“Not only this, Wajid Ali announced a cash prize of Rs 100,000 for me when I clinched gold medal in Pakistan International Series 2019. I was the only Pakistani player to achieve a medal in that tournament. I expect the federation to send me abroad for training on a fully-funded scholarship considering that I am the number one in Pakistan since four years and I have the potential to win medals for Pakistan at international level. I also want them to exempt me from trials of South Asian Games, Asian Games and Commonwealth Games or any other international event. Last time, I still had to give trials for South Asian Games 2019 when I was in a phase of recovering from my ankle injury, so I really want them to consider this request,” Mahoor asserted.
When asked about the main hurdles she has been facing to win world titles, Mahoor said: “The biggest challenge, I have to face, is lack of international-standard coaching and training facilities in Karachi. Due to this, I have to design my own training plan with the help of my father, like what to do in court, training, gym, running etc. Not only this, I watch my match videos and training videos along with my father to discuss my weakness with him and then we devise ways to overcome those weaknesses. There is no badminton academy in Pakistan, so opening one will surely help overcome this challenge.
“The other reason is that we don’t have sponsorships in badminton due to which we can’t participate much in international tournaments compared to foreign players. The more we play tournaments, the better our world ranking will be and the higher international exposure we will have that will help us win more laurels for the country at international level. So, big companies should come forward to sponsor genuine talent and top ranked players, who are capable of winning glories for the country. I would like to mention here that, my world ranking is 133, however, the girl from Iran whom I beat in the Pakistan International Series 2019 final, was ranked 100 in the world. And that’s only because she has played more international tournaments than me,” she added.
When asked if Pakistan has no dearth of talent, then why it is unable to produce world champions in badminton, the national badminton champion said: “There is not a single badminton academy in Pakistan. In order to perform at the international level, we need to do the same level of training that the top players of the world are doing. Camps should be held where international coaches along with the country’s best ones should train the players. Not only this, Pakistani coaches should be sent abroad for coaching courses. We have talent but we don’t have access to good training facilities.”

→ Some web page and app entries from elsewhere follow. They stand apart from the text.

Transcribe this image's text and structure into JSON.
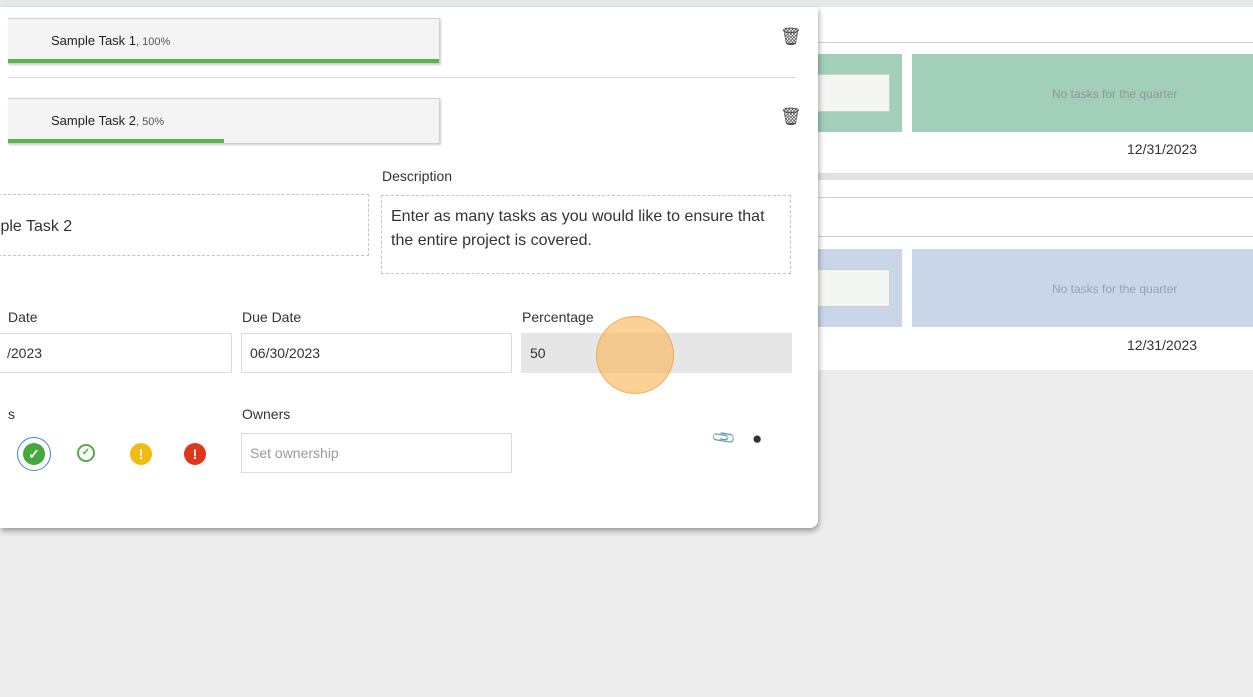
{
  "tasks": [
    {
      "name": "Sample Task 1",
      "percent_label": ", 100%",
      "progress": 1.0
    },
    {
      "name": "Sample Task 2",
      "percent_label": ", 50%",
      "progress": 0.5
    }
  ],
  "form": {
    "name_value": "ıple Task 2",
    "description_label": "Description",
    "description_value": "Enter as many tasks as you would like to ensure that the entire project is covered.",
    "start_date_label": "Date",
    "start_date_value": "/2023",
    "due_date_label": "Due Date",
    "due_date_value": "06/30/2023",
    "percentage_label": "Percentage",
    "percentage_value": "50",
    "status_label": "s",
    "owners_label": "Owners",
    "owners_placeholder": "Set ownership"
  },
  "board": {
    "row1": {
      "empty_text": "No tasks for the quarter",
      "date": "12/31/2023",
      "color": "#a1cfb8"
    },
    "row2": {
      "empty_text": "No tasks for the quarter",
      "date": "12/31/2023",
      "color": "#c9d6ea"
    }
  },
  "icons": {
    "trash": "trash-icon",
    "paperclip": "paperclip-icon",
    "comment": "comment-icon",
    "status": [
      "status-complete-icon",
      "status-on-track-icon",
      "status-warning-icon",
      "status-critical-icon"
    ]
  },
  "colors": {
    "progress": "#56b848",
    "status_green": "#43a93c",
    "status_yellow": "#f2bb10",
    "status_red": "#e2351e"
  }
}
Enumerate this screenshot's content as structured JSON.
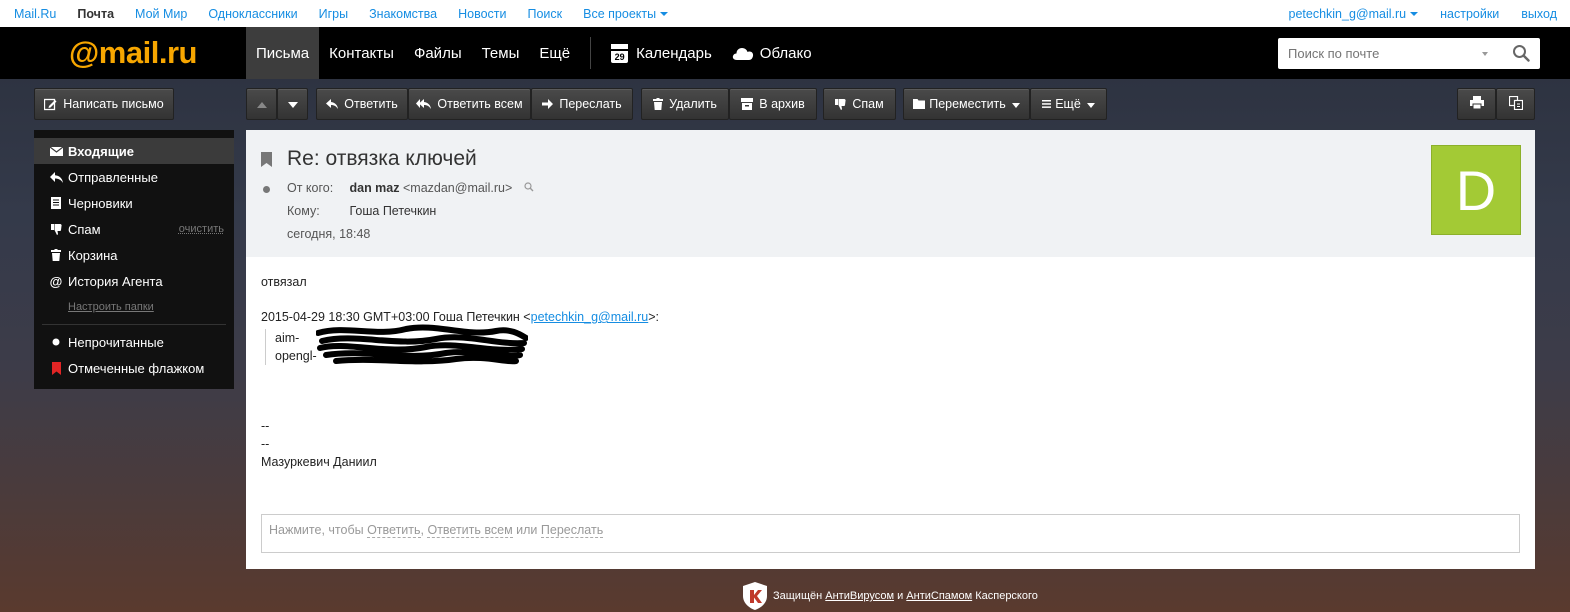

Mahoor revealed that her ideal female badminton player is Tai Tzu Ying of Chinese Taipei male player is Kento Momota of Japan. “Performing well in both sports and studies requires good time management skills. And that can only happen when a person learns to restrain himself/herself from wasting time. In order to be someone, who people look up to, a lot of sacrifices have to be made. You will have to miss many gatherings, parties, events for your training. Moreover, the use of social media has to be limited. “India’s PV Sindhu, who won a silver medal in Rio Olympics 2016, didn’t use her mobile for three months before the Olympics just to realize every time that she is preparing for something big. The most important thing is a person’s self-determination and the will power to be the best, as these two things determine how much willing a person is to put efforts in achieving his/her aims,” she concluded.